How he will punish the “delinquents” remains to be seen, but we might get a hint from how he is, currently, treating Japan.
The Financial Times discusses the president’s transactional approach to alliances in an informative article that is, mainly, about a new Japanese jet fighter programme. Japan, the article explains, is planning to replace its F2 family of jet fighters; unlike Canada, it aims to do so before they are totally obsolete. Japan is exploring three options to develop “a sixth generation Tempest stealth fighter, according to three people familiar with discussions about the F-3 programme.” Their options are:
- A totally Japanese development ~ something their aircraft industry, unlike Canada’s, might be able to do;
- A combined project with Britain’s BAE for it’s new sixth-generation Tempest fighter (pictured). This appears to be the Japanese government’s preferred option; and

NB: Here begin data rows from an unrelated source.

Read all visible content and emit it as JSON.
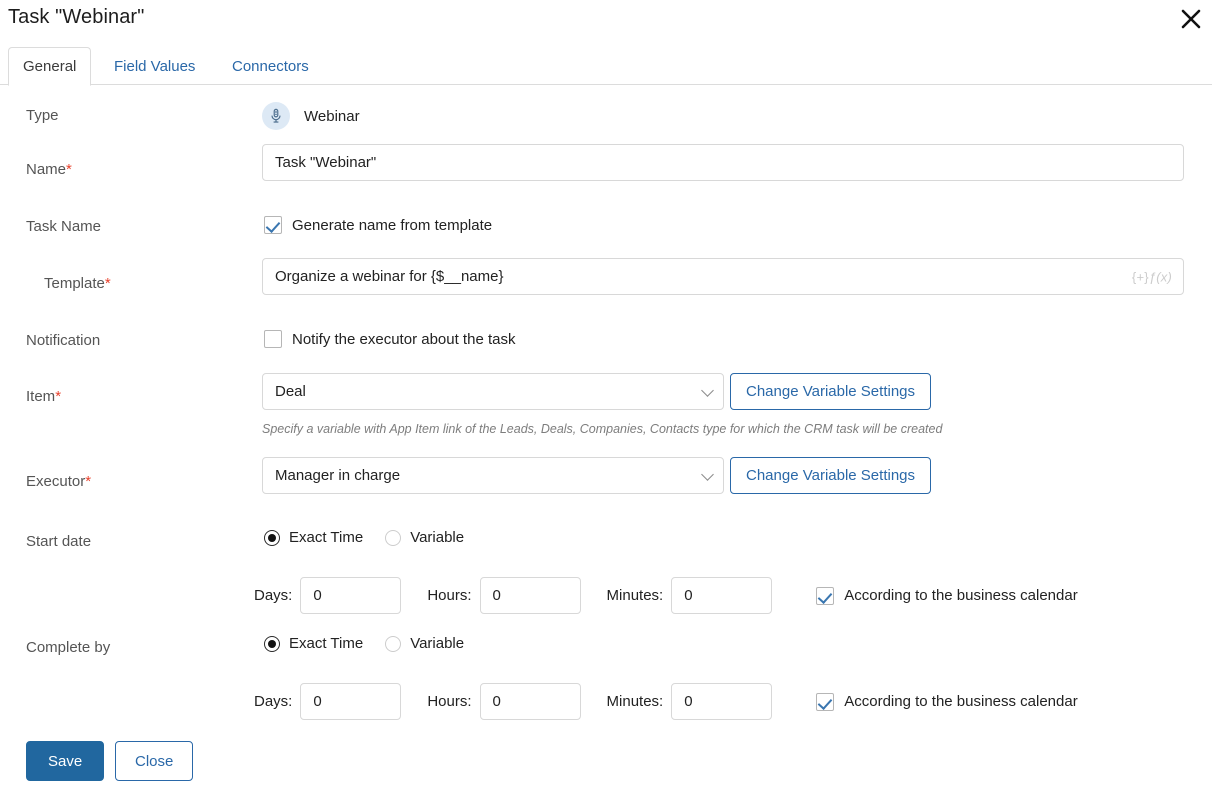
{
  "dialog": {
    "title": "Task \"Webinar\"",
    "close_icon": "close-icon"
  },
  "tabs": [
    {
      "label": "General",
      "active": true
    },
    {
      "label": "Field Values",
      "active": false
    },
    {
      "label": "Connectors",
      "active": false
    }
  ],
  "fields": {
    "type": {
      "label": "Type",
      "icon": "microphone-icon",
      "value": "Webinar"
    },
    "name": {
      "label": "Name",
      "required": "*",
      "value": "Task \"Webinar\"",
      "placeholder": ""
    },
    "task_name": {
      "label": "Task Name",
      "checkbox_label": "Generate name from template",
      "checked": true
    },
    "template": {
      "label": "Template",
      "required": "*",
      "value": "Organize a webinar for {$__name}",
      "adornment_insert": "{+}",
      "adornment_formula": "ƒ(x)"
    },
    "notification": {
      "label": "Notification",
      "checkbox_label": "Notify the executor about the task",
      "checked": false
    },
    "item": {
      "label": "Item",
      "required": "*",
      "value": "Deal",
      "button_label": "Change Variable Settings",
      "help": "Specify a variable with App Item link of the Leads, Deals, Companies, Contacts type for which the CRM task will be created"
    },
    "executor": {
      "label": "Executor",
      "required": "*",
      "value": "Manager in charge",
      "button_label": "Change Variable Settings"
    },
    "start_date": {
      "label": "Start date",
      "radio_exact": "Exact Time",
      "radio_variable": "Variable",
      "selected": "Exact Time",
      "days_label": "Days:",
      "days_value": "0",
      "hours_label": "Hours:",
      "hours_value": "0",
      "minutes_label": "Minutes:",
      "minutes_value": "0",
      "calendar_label": "According to the business calendar",
      "calendar_checked": true
    },
    "complete_by": {
      "label": "Complete by",
      "radio_exact": "Exact Time",
      "radio_variable": "Variable",
      "selected": "Exact Time",
      "days_label": "Days:",
      "days_value": "0",
      "hours_label": "Hours:",
      "hours_value": "0",
      "minutes_label": "Minutes:",
      "minutes_value": "0",
      "calendar_label": "According to the business calendar",
      "calendar_checked": true
    }
  },
  "footer": {
    "save_label": "Save",
    "close_label": "Close"
  },
  "colors": {
    "accent_blue": "#2a68a8",
    "primary_button": "#21679f",
    "required_red": "#e8412c",
    "icon_bg": "#dde9f5"
  }
}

- A combined project with the American firm Lockheed-Martin, builder of the fifth-generation F-22 and F-35 aircraft.
There is considerable worry that President Trump will use his leverage ~ America’s security ‘guarantee’ for Japan ~ to force Japan to choose the American option. That would be in keeping with his predilections. The FT says that he has, already, ” stunned Japan in July when [he] said [America] would request a fourfold increase to $8bn when the allies renegotiated the “special measures agreement” that determines their contributions … [and] …Mr Trump has made Japan, and his own military officials, nervous by threatening to withdraw troops unless Tokyo pays more. He has also frequently touted Japanese purchases of US weapons in his meetings with Prime Minister Shinzo Abe.“
This is, of course, absolutely archetypical of President Trump’s transactional approach to protecting America’s vital interests: nothing, including global peace, is more important than his view of the quarterly ‘bottom line.’ He is completely oblivious to the fact that a strong, prosperous, friendly Japan (and Taiwan) is a major force aiding him in containing China in East Asia. All he sees is that Japan seems, to him, to be getting something for nothing. In Donald Trump’s worldview, only America is entitled to get that.
President Trump uses economic levers because they are the only ones that he thinks matter. I think that he really wants to disengage, militarily, from a world that he doesn’t understand and which actually frightens him. But he has too many top advisors who will push back against any serious disengagement. What they will not fight against is Trump’s use of economic and trade tools ~ tariffs and so on ~ to punish allies who don’t pay what he thinks is a “fair share.” That includes Japan ~ he wants them to quadruple their payments, and he is reported to want “cost plus 50%” from South Korea and Taiwan. His foreign policy and military advisors, strategic hawks though they may be, will not argue with him over that. Canada needs to take note. As our economy weakens, Canada cannot afford further punishment from the USA for not doing what we should have done, years ago … which includes fast-tracing the purchase of a new fifth-generation, American made fighter to replace our ancient CF-18s.